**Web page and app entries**
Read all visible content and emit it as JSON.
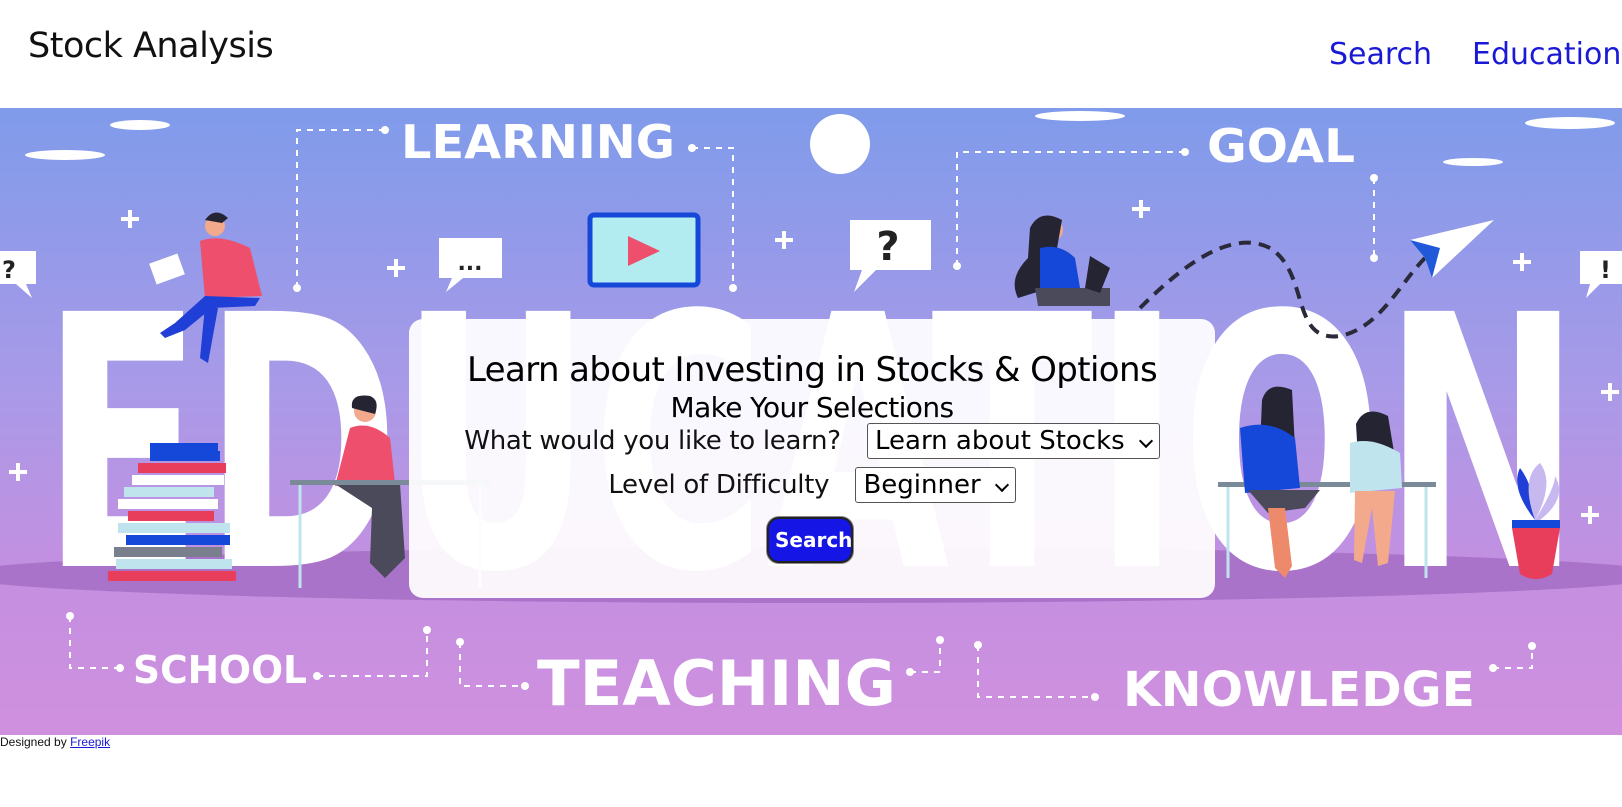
{
  "header": {
    "brand": "Stock Analysis",
    "nav": {
      "search": "Search",
      "education": "Education"
    }
  },
  "hero": {
    "words": {
      "learning": "LEARNING",
      "goal": "GOAL",
      "education": "EDUCATION",
      "school": "SCHOOL",
      "teaching": "TEACHING",
      "knowledge": "KNOWLEDGE"
    },
    "bubbles": {
      "question": "?",
      "dots": "...",
      "exclamation": "!"
    }
  },
  "card": {
    "title": "Learn about Investing in Stocks & Options",
    "subtitle": "Make Your Selections",
    "learn_label": "What would you like to learn?",
    "learn_selected": "Learn about Stocks",
    "difficulty_label": "Level of Difficulty",
    "difficulty_selected": "Beginner",
    "search_button": "Search"
  },
  "footer": {
    "credit_prefix": "Designed by",
    "credit_link": "Freepik"
  },
  "colors": {
    "nav_link": "#1a1ad6",
    "button": "#1515e6",
    "hero_top": "#7f9bea",
    "hero_bottom": "#cf90df"
  }
}
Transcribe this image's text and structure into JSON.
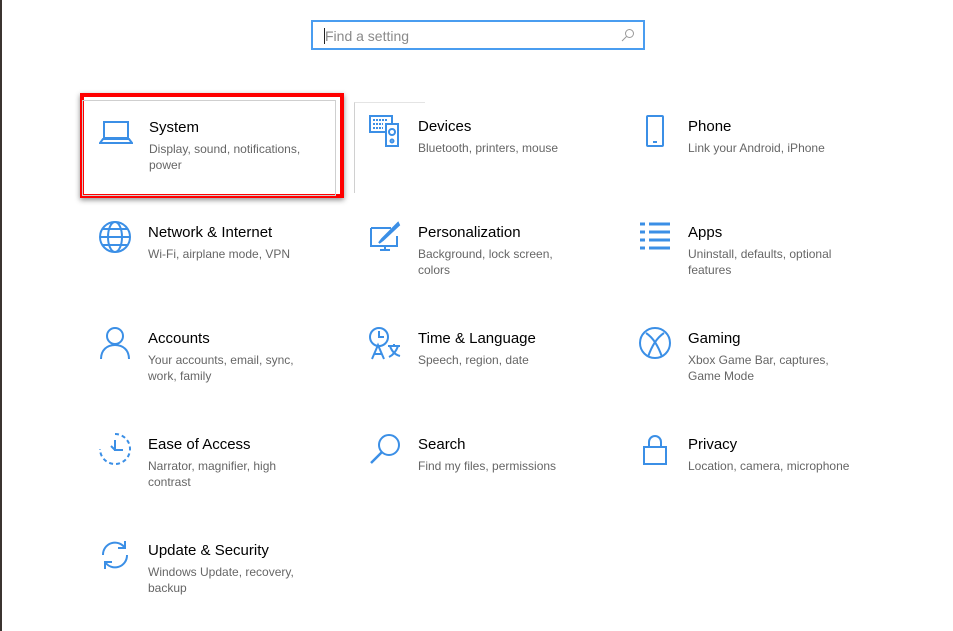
{
  "search": {
    "placeholder": "Find a setting"
  },
  "accent": "#3b8fe6",
  "highlight_color": "#ff0000",
  "tiles": [
    {
      "title": "System",
      "desc": "Display, sound, notifications, power",
      "icon": "laptop-icon"
    },
    {
      "title": "Devices",
      "desc": "Bluetooth, printers, mouse",
      "icon": "devices-icon"
    },
    {
      "title": "Phone",
      "desc": "Link your Android, iPhone",
      "icon": "phone-icon"
    },
    {
      "title": "Network & Internet",
      "desc": "Wi-Fi, airplane mode, VPN",
      "icon": "globe-icon"
    },
    {
      "title": "Personalization",
      "desc": "Background, lock screen, colors",
      "icon": "paint-icon"
    },
    {
      "title": "Apps",
      "desc": "Uninstall, defaults, optional features",
      "icon": "apps-list-icon"
    },
    {
      "title": "Accounts",
      "desc": "Your accounts, email, sync, work, family",
      "icon": "person-icon"
    },
    {
      "title": "Time & Language",
      "desc": "Speech, region, date",
      "icon": "time-language-icon"
    },
    {
      "title": "Gaming",
      "desc": "Xbox Game Bar, captures, Game Mode",
      "icon": "xbox-icon"
    },
    {
      "title": "Ease of Access",
      "desc": "Narrator, magnifier, high contrast",
      "icon": "ease-of-access-icon"
    },
    {
      "title": "Search",
      "desc": "Find my files, permissions",
      "icon": "search-icon"
    },
    {
      "title": "Privacy",
      "desc": "Location, camera, microphone",
      "icon": "lock-icon"
    },
    {
      "title": "Update & Security",
      "desc": "Windows Update, recovery, backup",
      "icon": "sync-icon"
    }
  ]
}
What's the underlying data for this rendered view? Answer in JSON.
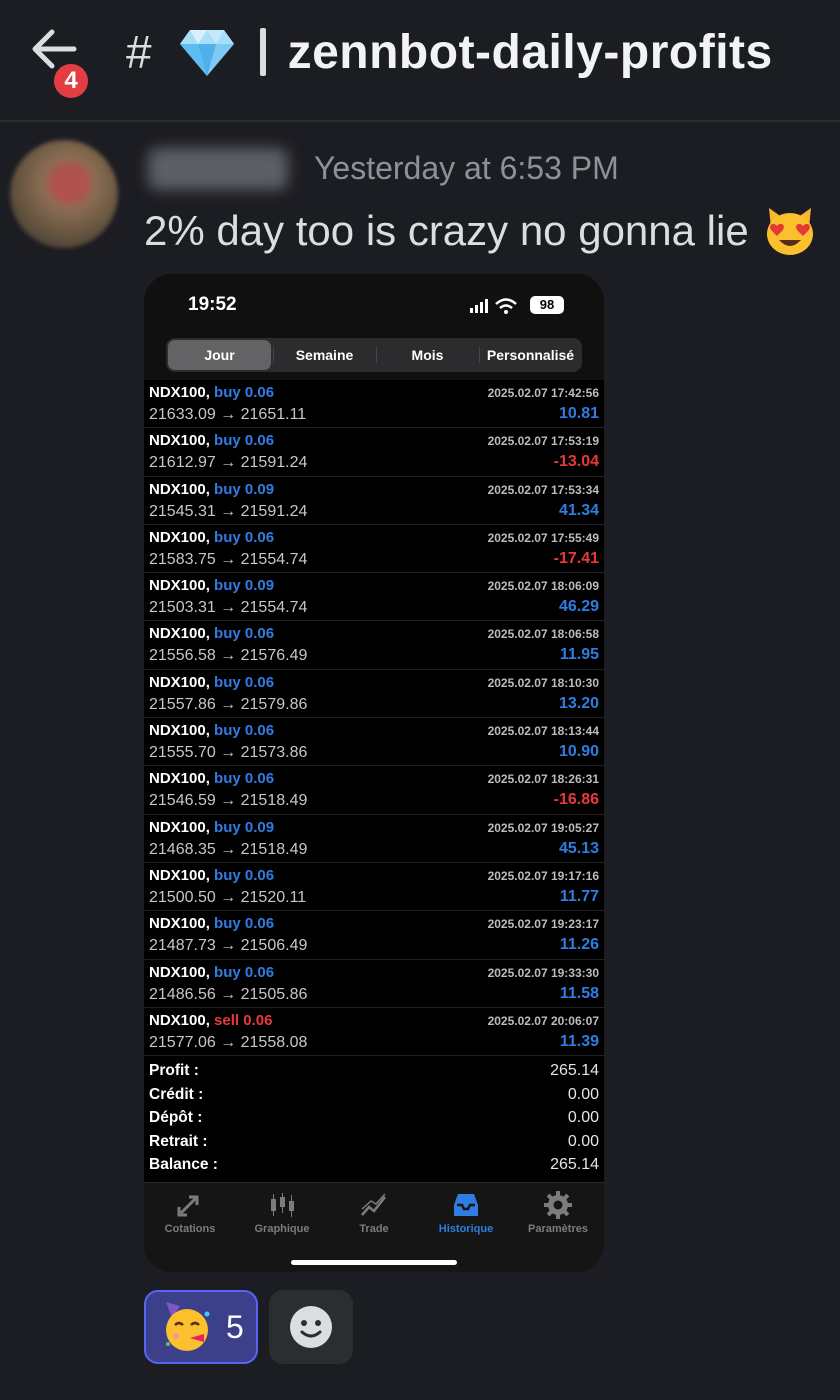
{
  "header": {
    "back_badge": "4",
    "hash": "#",
    "channel_name": "zennbot-daily-profits"
  },
  "message": {
    "timestamp": "Yesterday at 6:53 PM",
    "text": "2% day too is crazy no gonna lie"
  },
  "phone": {
    "clock": "19:52",
    "battery": "98",
    "segments": [
      "Jour",
      "Semaine",
      "Mois",
      "Personnalisé"
    ],
    "trades": [
      {
        "symbol": "NDX100,",
        "side": "buy 0.06",
        "dir": "buy",
        "prices": "21633.09 → 21651.11",
        "datetime": "2025.02.07 17:42:56",
        "profit": "10.81"
      },
      {
        "symbol": "NDX100,",
        "side": "buy 0.06",
        "dir": "buy",
        "prices": "21612.97 → 21591.24",
        "datetime": "2025.02.07 17:53:19",
        "profit": "-13.04"
      },
      {
        "symbol": "NDX100,",
        "side": "buy 0.09",
        "dir": "buy",
        "prices": "21545.31 → 21591.24",
        "datetime": "2025.02.07 17:53:34",
        "profit": "41.34"
      },
      {
        "symbol": "NDX100,",
        "side": "buy 0.06",
        "dir": "buy",
        "prices": "21583.75 → 21554.74",
        "datetime": "2025.02.07 17:55:49",
        "profit": "-17.41"
      },
      {
        "symbol": "NDX100,",
        "side": "buy 0.09",
        "dir": "buy",
        "prices": "21503.31 → 21554.74",
        "datetime": "2025.02.07 18:06:09",
        "profit": "46.29"
      },
      {
        "symbol": "NDX100,",
        "side": "buy 0.06",
        "dir": "buy",
        "prices": "21556.58 → 21576.49",
        "datetime": "2025.02.07 18:06:58",
        "profit": "11.95"
      },
      {
        "symbol": "NDX100,",
        "side": "buy 0.06",
        "dir": "buy",
        "prices": "21557.86 → 21579.86",
        "datetime": "2025.02.07 18:10:30",
        "profit": "13.20"
      },
      {
        "symbol": "NDX100,",
        "side": "buy 0.06",
        "dir": "buy",
        "prices": "21555.70 → 21573.86",
        "datetime": "2025.02.07 18:13:44",
        "profit": "10.90"
      },
      {
        "symbol": "NDX100,",
        "side": "buy 0.06",
        "dir": "buy",
        "prices": "21546.59 → 21518.49",
        "datetime": "2025.02.07 18:26:31",
        "profit": "-16.86"
      },
      {
        "symbol": "NDX100,",
        "side": "buy 0.09",
        "dir": "buy",
        "prices": "21468.35 → 21518.49",
        "datetime": "2025.02.07 19:05:27",
        "profit": "45.13"
      },
      {
        "symbol": "NDX100,",
        "side": "buy 0.06",
        "dir": "buy",
        "prices": "21500.50 → 21520.11",
        "datetime": "2025.02.07 19:17:16",
        "profit": "11.77"
      },
      {
        "symbol": "NDX100,",
        "side": "buy 0.06",
        "dir": "buy",
        "prices": "21487.73 → 21506.49",
        "datetime": "2025.02.07 19:23:17",
        "profit": "11.26"
      },
      {
        "symbol": "NDX100,",
        "side": "buy 0.06",
        "dir": "buy",
        "prices": "21486.56 → 21505.86",
        "datetime": "2025.02.07 19:33:30",
        "profit": "11.58"
      },
      {
        "symbol": "NDX100,",
        "side": "sell 0.06",
        "dir": "sell",
        "prices": "21577.06 → 21558.08",
        "datetime": "2025.02.07 20:06:07",
        "profit": "11.39"
      }
    ],
    "summary": [
      {
        "label": "Profit :",
        "value": "265.14"
      },
      {
        "label": "Crédit :",
        "value": "0.00"
      },
      {
        "label": "Dépôt :",
        "value": "0.00"
      },
      {
        "label": "Retrait :",
        "value": "0.00"
      },
      {
        "label": "Balance :",
        "value": "265.14"
      }
    ],
    "tabs": [
      {
        "label": "Cotations",
        "icon": "quotes-arrows-icon"
      },
      {
        "label": "Graphique",
        "icon": "candlestick-chart-icon"
      },
      {
        "label": "Trade",
        "icon": "trade-chart-icon"
      },
      {
        "label": "Historique",
        "icon": "history-inbox-icon"
      },
      {
        "label": "Paramètres",
        "icon": "settings-gear-icon"
      }
    ],
    "active_tab": "Historique"
  },
  "reactions": [
    {
      "emoji": "partying-face-icon",
      "count": "5",
      "active": true
    }
  ],
  "colors": {
    "background": "#1c1d22",
    "buy_blue": "#2f7de1",
    "sell_red": "#e8393a",
    "reaction_active": "#3c3f8a"
  }
}
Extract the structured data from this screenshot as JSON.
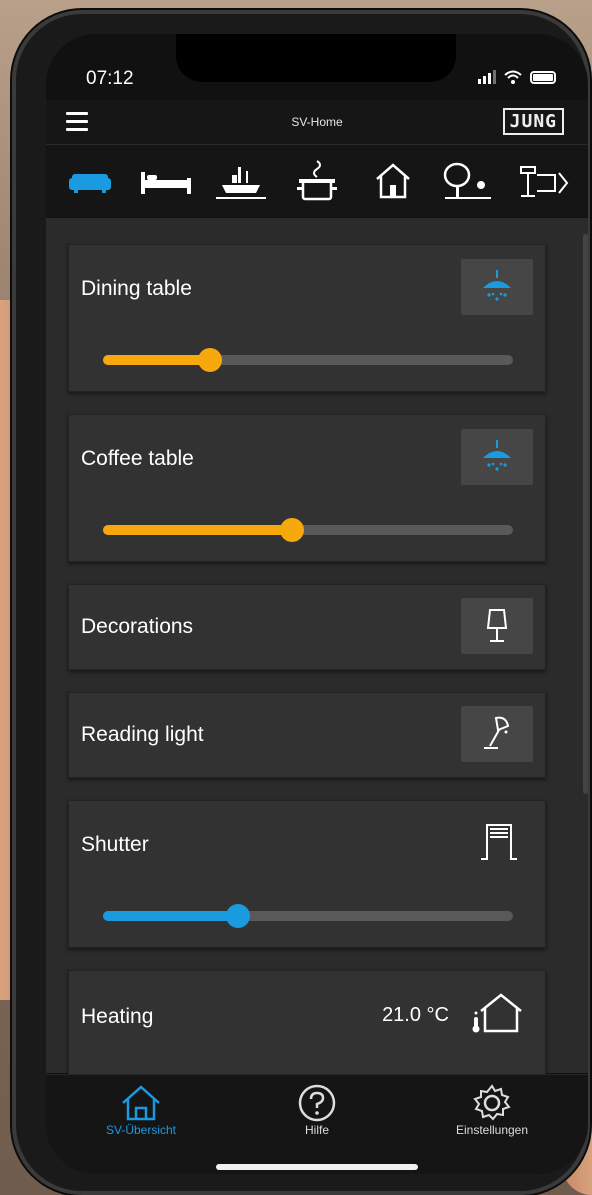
{
  "status": {
    "time": "07:12"
  },
  "header": {
    "title": "SV-Home",
    "brand": "JUNG"
  },
  "room_tabs": [
    {
      "icon": "sofa-icon",
      "active": true
    },
    {
      "icon": "bed-icon",
      "active": false
    },
    {
      "icon": "dining-icon",
      "active": false
    },
    {
      "icon": "cooking-pot-icon",
      "active": false
    },
    {
      "icon": "house-icon",
      "active": false
    },
    {
      "icon": "garden-icon",
      "active": false
    },
    {
      "icon": "terrace-icon",
      "active": false
    }
  ],
  "cards": [
    {
      "label": "Dining table",
      "icon": "ceiling-lamp-icon",
      "slider_fraction": 0.26,
      "slider_color": "#f7a80d"
    },
    {
      "label": "Coffee table",
      "icon": "ceiling-lamp-icon",
      "slider_fraction": 0.46,
      "slider_color": "#f7a80d"
    },
    {
      "label": "Decorations",
      "icon": "table-lamp-icon"
    },
    {
      "label": "Reading light",
      "icon": "desk-lamp-icon"
    },
    {
      "label": "Shutter",
      "icon": "shutter-icon",
      "slider_fraction": 0.33,
      "slider_color": "#1a9be0"
    },
    {
      "label": "Heating",
      "icon": "thermostat-house-icon",
      "value": "21.0 °C"
    }
  ],
  "bottom_nav": [
    {
      "label": "SV-Übersicht",
      "icon": "home-icon",
      "active": true
    },
    {
      "label": "Hilfe",
      "icon": "help-icon",
      "active": false
    },
    {
      "label": "Einstellungen",
      "icon": "gear-icon",
      "active": false
    }
  ],
  "colors": {
    "accent": "#1a9be0",
    "dimmer": "#f7a80d",
    "card": "#323232",
    "background": "#2b2b2b"
  }
}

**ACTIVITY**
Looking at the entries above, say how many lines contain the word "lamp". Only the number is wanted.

**WRITTEN RESPONSE**
4